A new weapon that uses satellites and artificial intelligence to hit targets with extreme precision poses some scary implications for warfare … if it exists
One of Iran’s top scientists was killed in a hail of bullets that miraculously missed his wife sitting in the car next to him last month, and now a high-ranking member of the country’s agency in charge of national security has made some scary claims about the weapon that may have killed him.
Despite initial reports of an ambush sparked by an exploding vehicle on a road outside of Tehran where Iran’s top nuclear scientist Mohsen Fakhrizadeh was shot dead with a degree of precision that pointed to Israel’s feared Mossad spy agency on November 27, the second highest ranking commander in Iran’s Revolutionary Guard has presented a differing theory of the attack, albeit one they say still points to Israel.
Israel has not confirmed or denied responsibility for the scientist’s death.
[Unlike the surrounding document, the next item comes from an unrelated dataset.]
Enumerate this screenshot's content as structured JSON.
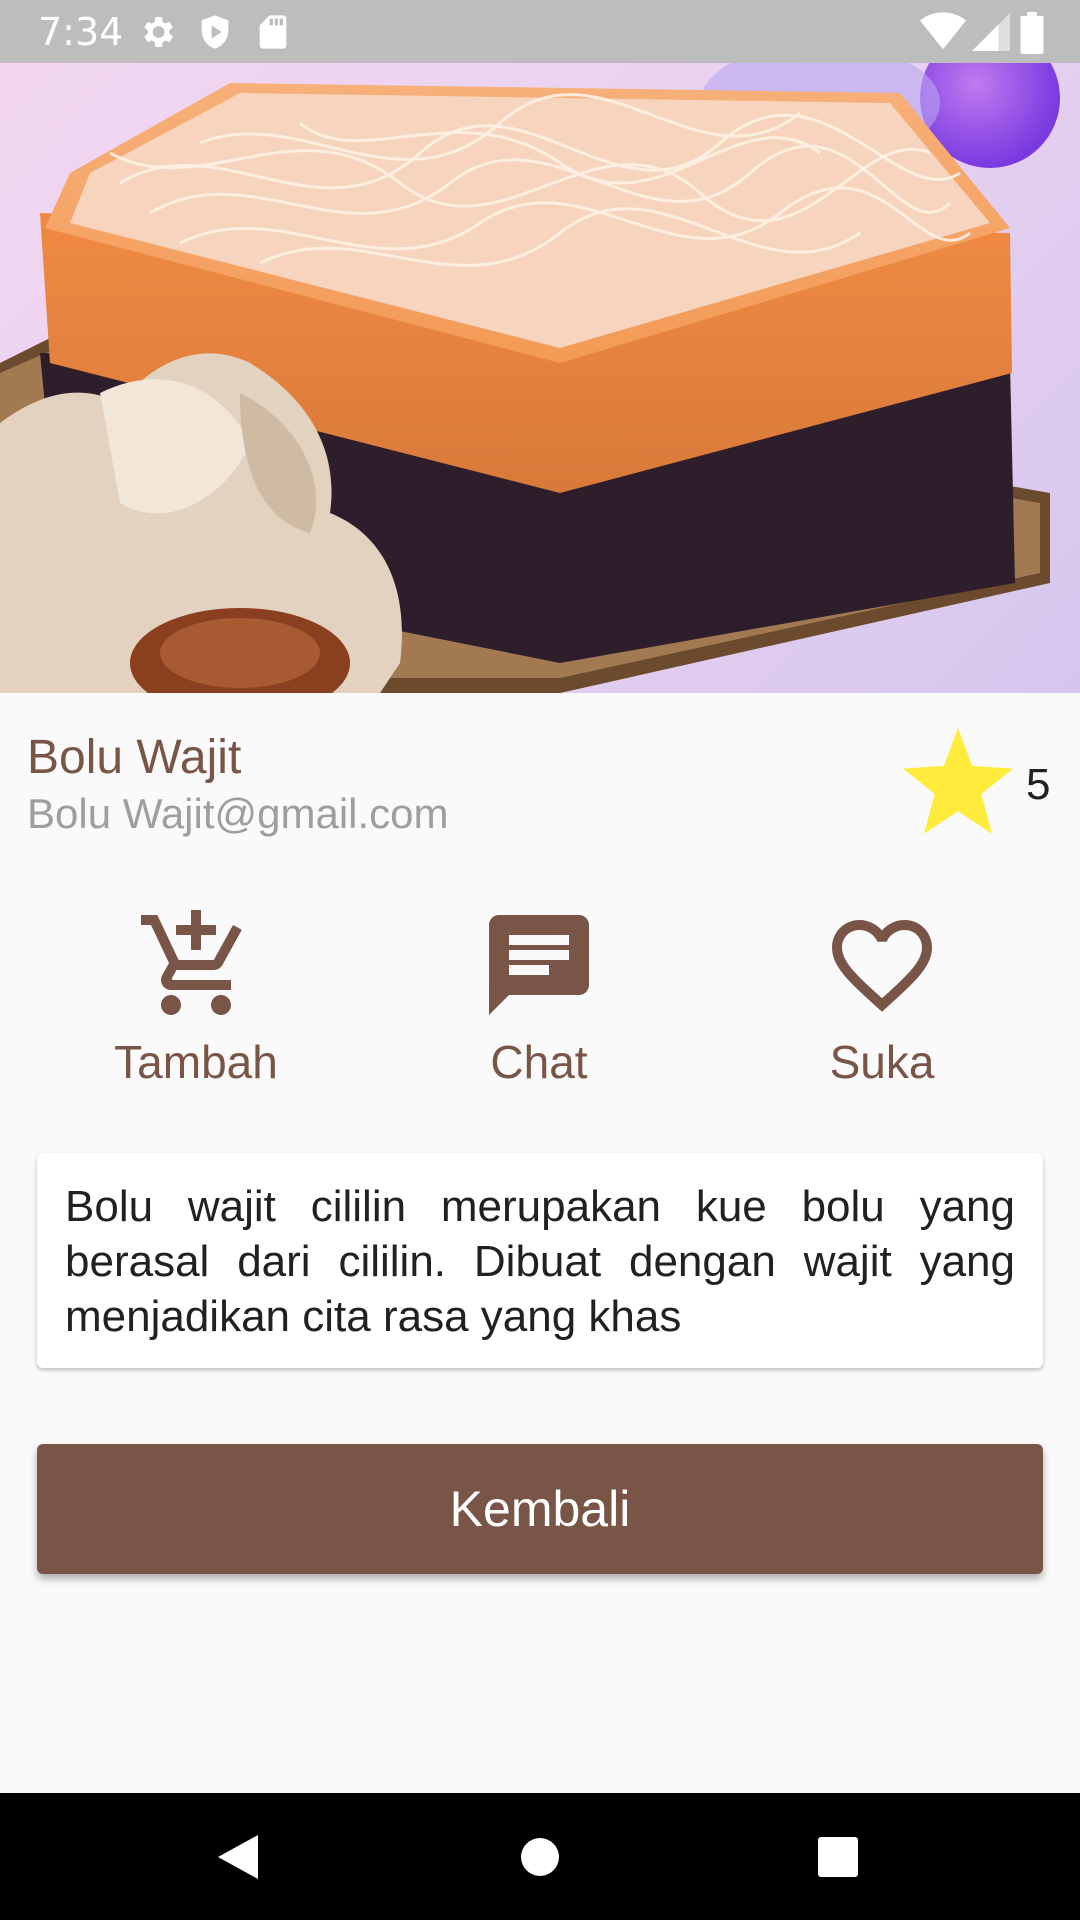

According to the BBC, citing Iranian media, Revolutionary Guard Brigadier-General Ali Fadavi said a machine gun “equipped with an intelligent satellite system … using artificial intelligence” fired 13 bullets into Professor Fakhrizadeh’s car.
General Fadavi made the comments at the funeral ceremony for Prof Fakhrizadeh, who himself was also a brigadier-general in the Revolutionary Guard.
The claims of such a weapon are worrying, although unverified.
One electronic warfare analyst told the BBC the claims should be taken with “a healthy pinch of salt”, describing the weapon’s description as a collection of “cool buzzwords”.
Israel’s education Minister Yoav Galant, who is also a member of the country’s security cabinet, said he was “not aware” of any such weapon existing, before accusing Iran’s security agencies of an attempted cover up.
“What I see is a great deal of embarrassment on the Iranian side,” Mr Galant told the Israeli defence force’s radio network according to Reuters.
“It would appear that those who were responsible for his security are now coming up with reasons for not having fulfilled that mission.”
Prof Fakhrizadeh is not the only high ranking Iranian official killed this year.
In January, Qassem Soleimani, the head of the specialist Quds Force, which the US considers a “foreign terrorist organisation” along with the Revolutionary Guard it sits within, was killed in Iraq by a US drone strike.
Iran retaliated by firing missiles at US military assets in neighbouring Iraq.
There was some fear at the start of 2020 the situation could escalate and potentially even lead to a third world war, before those concerns were quickly overtaken by the rest of the year and the coronavirus pandemic that has devastated both Iran and the US.